I started speaking about my experiences with bipolar disorder with anger control problems and psychotic features when I was 17. At that time, I knew almost every other advocate in the country. There weren’t many of us. Now there are thousands. There’s been an extraordinary leap in mental health advocacy over the last 19 years.
I’ve trained a lot of speakers with Active Minds, Minding Your Mind and the Born This Way Foundation. I’ve also worked with hundreds of advocates at other events. In honor of mental health awareness week I wanted to offer some tips to help advocates maintain their mental health as they do this important work.
1. Remember the advocates that came before you: I wouldn’t have had half the opportunities I did in the late 90s and early 2000s if it weren’t for trailblazers who started mental health advocacy from the 1900s through the 1980s. Knowing the history of this movement helps you understand how long it can take for certain aspects to change and gives you perspective on how far we’ve come as well as how far we need to go.
2. Live Your Message: You are in the public eye telling people to end stigma, seek help, find treatment and take care of their mental health. It’s vital that you live that message as well. Sometimes it can feel so important to help others that we forget to help ourselves. Talking about mental health disorders can trigger relapses quicker than anything I’ve seen. Make sure you live your message and take care of yourself.
3. You Don’t Need to Know Everything: A lot of advocates get catapulted into the spotlight quickly. They feel the pressure to answer the questions from people who are contemplating suicide, harming themselves and in desperate need of help. That pressure creates a dynamic in which any advocate wants to do what is right and be an expert. The best advice I ever received was from Dr. Howard Goldman. He said, “You’re an expert at telling your story. Your real goal is to share your story to get people to seek help from those who are trained to help them.”
4. Avoid the Child Actor Trap: I fell into mental health advocacy before I had any other jobs. Mental health advocacy defined who I was for a long time. It was difficult to feel like a person. On top of that speaking in front of large audiences, hearing the applause and getting admiration is addictive. It’s common for people to become defined solely by their mental health advocacy. Try not to go through the growing pains that so many child actors have gone through. It’s imperative to have something outside of this advocacy that grounds you and helps you see you’re more than a mental health advocate.
5. You Are Not Alone: The rise of mental health advocacy has spurred a lot of neworganizations, speakers, authors, bloggers and experts. Collaborate with others every chance you get. If you’re worried about yourself or not doing well, then reach out to people in the community and build a network of support. We’re much stronger together than we are alone.
6. Stay Present: Sharing your story, talking about difficult emotions and hearing about other people’s lives can wear you down.
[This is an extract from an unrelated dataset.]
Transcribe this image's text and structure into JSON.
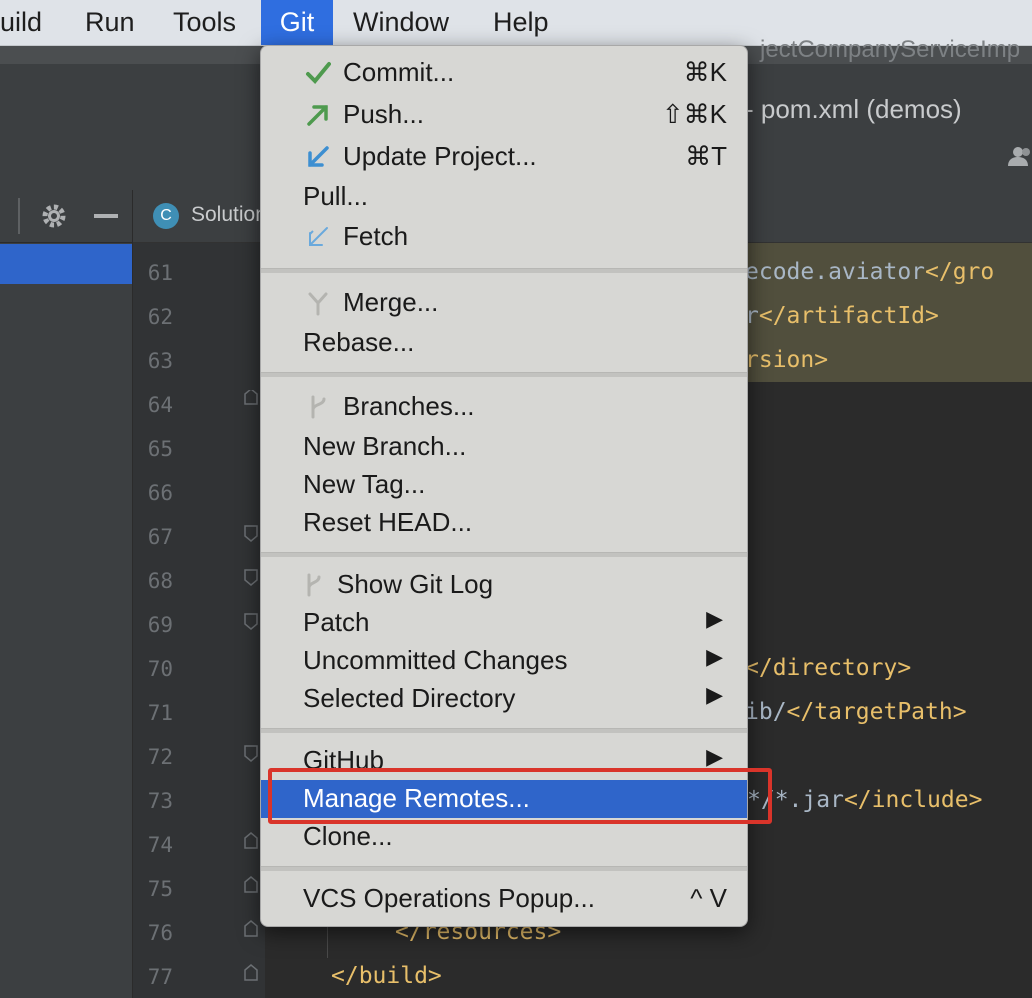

At some point a lot of advocates start going through the motions to protect themselves. If you start going through the motions in your advocacy life, then it’s possible to start going through the motions in every area of your life. Try to feel all of the emotions, allow yourself space to process them and again take care of yourself.
7. Take a Break: One of the best things I’ve ever done for my mental health advocacy was to leave it completely. I joined the Peace Corps 14 years into my advocacy. That break allowed me to explore myself more and let me experience something completely different. Mental health advocacy can be tiring. The emotions from everyone else and your own experiences can burn you out. Take a break if you need to.
These are 7 tips that are important to me. Let me know the tips I missed or the ones that are most important to you!
Have a story about depression that you’d like to share? Email firstname.lastname@example.org, or give us a call at (860) 348-3376, and you can record your story in your own words. Please be sure to include your name and phone number.
Need help? In the U.S., call 1-800-273-8255 for the National Suicide Prevention Lifeline.